Like MER, these sanction notices do not apply to onshore licences, the OGA confirmed in response to a freedom of information request.
Offshore licence are common law contracts that can be varied, deleted or added to if the parties agree. But the government gave the OGA legislative powers to manage offshore licences and increase production.
Regulating onshore licences
The same can’t be said for onshore licences.
They are also common law contracts that can, and are, regularly amended. But there is no MER obligation for licence operators and no sanction notices available to the OGA.
Since 2012, successive governments have failed to provide legislative assistance to enable the OGA to proactively manage onshore licenses. The consolidated onshore guidance, for example, has no reference to sanctions, enforcement or penalty.
As a result, the OGA is left in the weak position of being able to agree licence term extensions, work commitments and variations, which are generally meaningless.
The only other sanction open to the OGA is revocation of the licence. The OGA Overview 2019 refers to revocation of licences only in relation to offshore sanction notices and MER UK.
The single reference to revocation in the consolidated onshore guidance is where a licence holder buys or sells its stake without the OGA’s consent.
So does the OGA revoke licences for failure to comply with work commitments? I’m not aware of any public announcement of onshore revocations for this reason since the OGA was formed in 2015.

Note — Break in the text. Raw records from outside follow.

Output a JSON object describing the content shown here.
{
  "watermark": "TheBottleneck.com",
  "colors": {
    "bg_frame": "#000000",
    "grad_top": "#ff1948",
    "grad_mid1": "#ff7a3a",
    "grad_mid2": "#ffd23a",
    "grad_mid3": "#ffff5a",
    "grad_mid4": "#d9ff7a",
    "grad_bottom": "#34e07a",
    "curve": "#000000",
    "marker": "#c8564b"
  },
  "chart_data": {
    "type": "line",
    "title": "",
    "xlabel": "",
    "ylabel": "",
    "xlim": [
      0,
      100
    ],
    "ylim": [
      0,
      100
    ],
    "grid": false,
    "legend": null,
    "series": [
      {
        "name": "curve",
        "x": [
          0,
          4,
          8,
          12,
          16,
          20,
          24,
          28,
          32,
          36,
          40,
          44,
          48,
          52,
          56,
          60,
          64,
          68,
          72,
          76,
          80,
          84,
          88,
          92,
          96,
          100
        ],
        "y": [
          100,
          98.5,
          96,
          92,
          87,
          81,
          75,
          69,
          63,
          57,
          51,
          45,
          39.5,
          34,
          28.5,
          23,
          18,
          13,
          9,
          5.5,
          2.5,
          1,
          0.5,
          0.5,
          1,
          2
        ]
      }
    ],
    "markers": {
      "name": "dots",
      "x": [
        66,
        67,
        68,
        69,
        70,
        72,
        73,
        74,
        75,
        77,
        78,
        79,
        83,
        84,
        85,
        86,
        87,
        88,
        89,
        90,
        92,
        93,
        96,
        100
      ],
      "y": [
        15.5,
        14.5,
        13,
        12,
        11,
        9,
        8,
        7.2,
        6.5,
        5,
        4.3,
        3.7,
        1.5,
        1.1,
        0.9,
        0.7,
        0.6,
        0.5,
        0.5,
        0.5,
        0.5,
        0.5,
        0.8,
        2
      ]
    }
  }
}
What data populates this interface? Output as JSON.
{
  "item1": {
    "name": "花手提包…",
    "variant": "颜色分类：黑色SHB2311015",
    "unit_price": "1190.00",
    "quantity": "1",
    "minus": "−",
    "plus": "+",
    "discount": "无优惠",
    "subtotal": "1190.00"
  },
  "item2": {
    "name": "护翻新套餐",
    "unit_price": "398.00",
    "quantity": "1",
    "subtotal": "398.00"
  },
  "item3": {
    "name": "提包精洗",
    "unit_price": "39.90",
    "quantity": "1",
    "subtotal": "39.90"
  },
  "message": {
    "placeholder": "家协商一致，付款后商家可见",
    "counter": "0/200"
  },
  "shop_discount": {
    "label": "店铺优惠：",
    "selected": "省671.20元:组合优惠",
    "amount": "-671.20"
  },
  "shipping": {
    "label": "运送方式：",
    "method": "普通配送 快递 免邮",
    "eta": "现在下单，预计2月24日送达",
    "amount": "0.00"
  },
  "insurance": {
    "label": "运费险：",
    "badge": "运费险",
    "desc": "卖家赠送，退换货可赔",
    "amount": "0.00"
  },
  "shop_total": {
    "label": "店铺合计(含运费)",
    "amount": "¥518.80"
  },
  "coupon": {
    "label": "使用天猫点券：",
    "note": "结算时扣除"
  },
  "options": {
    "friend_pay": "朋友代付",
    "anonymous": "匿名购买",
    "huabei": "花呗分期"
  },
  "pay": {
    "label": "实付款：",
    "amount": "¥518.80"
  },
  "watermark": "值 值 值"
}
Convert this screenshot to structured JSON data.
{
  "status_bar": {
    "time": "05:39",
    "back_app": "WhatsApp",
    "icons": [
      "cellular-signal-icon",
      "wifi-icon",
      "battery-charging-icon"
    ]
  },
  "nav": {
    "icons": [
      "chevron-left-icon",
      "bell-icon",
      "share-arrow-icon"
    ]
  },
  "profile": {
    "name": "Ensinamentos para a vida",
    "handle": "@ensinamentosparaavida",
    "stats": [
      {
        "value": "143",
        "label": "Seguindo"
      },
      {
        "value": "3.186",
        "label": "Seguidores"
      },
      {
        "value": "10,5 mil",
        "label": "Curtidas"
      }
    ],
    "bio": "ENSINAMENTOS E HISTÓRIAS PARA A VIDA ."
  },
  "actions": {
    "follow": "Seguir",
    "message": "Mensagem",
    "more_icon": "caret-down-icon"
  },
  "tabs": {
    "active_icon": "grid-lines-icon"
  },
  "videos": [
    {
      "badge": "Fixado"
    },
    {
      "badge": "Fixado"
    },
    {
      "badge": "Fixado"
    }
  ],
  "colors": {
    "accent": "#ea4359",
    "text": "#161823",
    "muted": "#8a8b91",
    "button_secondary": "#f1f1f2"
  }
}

I argue that if the OGA started revoking licences for failure to meet work commitments there would be a flurry of requests to surrender from the operators.
There’s been very limited progress on work commitments by the companies granted licences in 2015.
In the 93 licences, no wells have yet been drilled or fracked and just two sites have so far been granted planning permission. Under the original work commitments, there are about 640 days left in which to drill 97 wells and frack 12. Meeting these commitments would require drilling at a rate of one well every six days.
Thanks to FOI requests, we know that some of the 2015 licence operators have already sought to vary their work programmes, well before the deadline of July 2021.
If the government believed the UK onshore fracking industry had a real chance of success, then surely, it would have applied MER UK and the relevant parts of the Energy Act to onshore licenses.
As it is the OGA is a weak and toothless regulator of the onshore fracking industry.
Silence on support for onshore fracking
Five years is a long time in fracking. In contrast to earlier vocal support for shale gas, ministers have recently gone quiet on the onshore industry.
The Queen’s Speech this week had no reference to shale gas or unconventional hydrocarbons.
At a two-hour session before the business select committee yesterday, energy secretary Andrea Leadsom made no mention of onshore hydrocarbons, hydraulic fracturing or shale gas.
She briefly talked about hydrogen but mainly to production by electrolysis, rather than from hydrocarbons.
The government’s long-awaited energy white paper is now not expected until the first three months of 2020. And according to a recent report in the Sunday Times, it will prioritise renewable energy over fracking.
Ministers resisted lobbying from Cuadrilla and Ineos in autumn 2018 for a review of the traffic light system used to regulate seismic events induced by fracking.
There’s been no recent progress on the key proposals in a joint written ministerial statement issued in May 2018. The government consulted on treating non-fracking shale exploration as permitted development and including shale production in the Nationally Significant Infrastructure Project (NSIP) regime. But almost a year after the consultation closed the government has not reported the outcome.
And earlier this year, a high court judge quashed a revised paragraph in the National Planning Policy Framework that supported unconventional hydrocarbons. He ruled that the government carried out an unlawful public consultation on the revision and had failed to take account of scientific developments over low-carbon claims. There’s been no move to restore the policy.